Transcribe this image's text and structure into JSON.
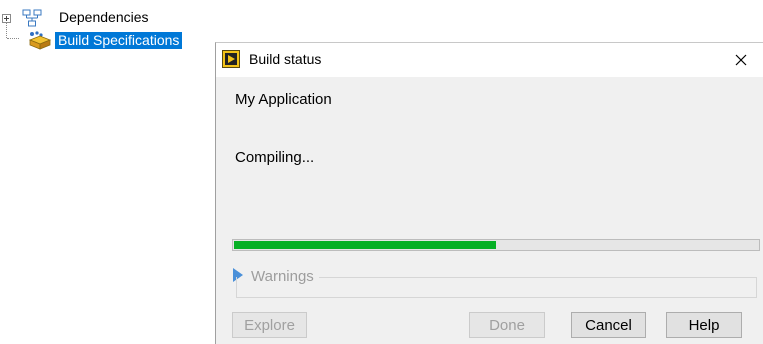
{
  "tree": {
    "items": [
      {
        "label": "Dependencies",
        "icon": "dependencies-icon"
      },
      {
        "label": "Build Specifications",
        "icon": "build-specifications-icon",
        "selected": true
      }
    ]
  },
  "dialog": {
    "title": "Build status",
    "close_symbol": "✕",
    "app_name": "My Application",
    "status": "Compiling...",
    "progress": 0.5,
    "warnings_label": "Warnings",
    "buttons": {
      "explore": "Explore",
      "done": "Done",
      "cancel": "Cancel",
      "help": "Help"
    }
  },
  "colors": {
    "selection": "#0078d7",
    "progress": "#06b025",
    "disabled_text": "#a0a0a0"
  }
}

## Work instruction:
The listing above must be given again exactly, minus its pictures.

## Exercise output:
Transcribe this image's text and structure into JSON.
{
  "tree": {
    "items": [
      {
        "label": "Dependencies",
        "icon": "dependencies-icon"
      },
      {
        "label": "Build Specifications",
        "icon": "build-specifications-icon",
        "selected": true
      }
    ]
  },
  "dialog": {
    "title": "Build status",
    "close_symbol": "✕",
    "app_name": "My Application",
    "status": "Compiling...",
    "progress": 0.5,
    "warnings_label": "Warnings",
    "buttons": {
      "explore": "Explore",
      "done": "Done",
      "cancel": "Cancel",
      "help": "Help"
    }
  },
  "colors": {
    "selection": "#0078d7",
    "progress": "#06b025",
    "disabled_text": "#a0a0a0"
  }
}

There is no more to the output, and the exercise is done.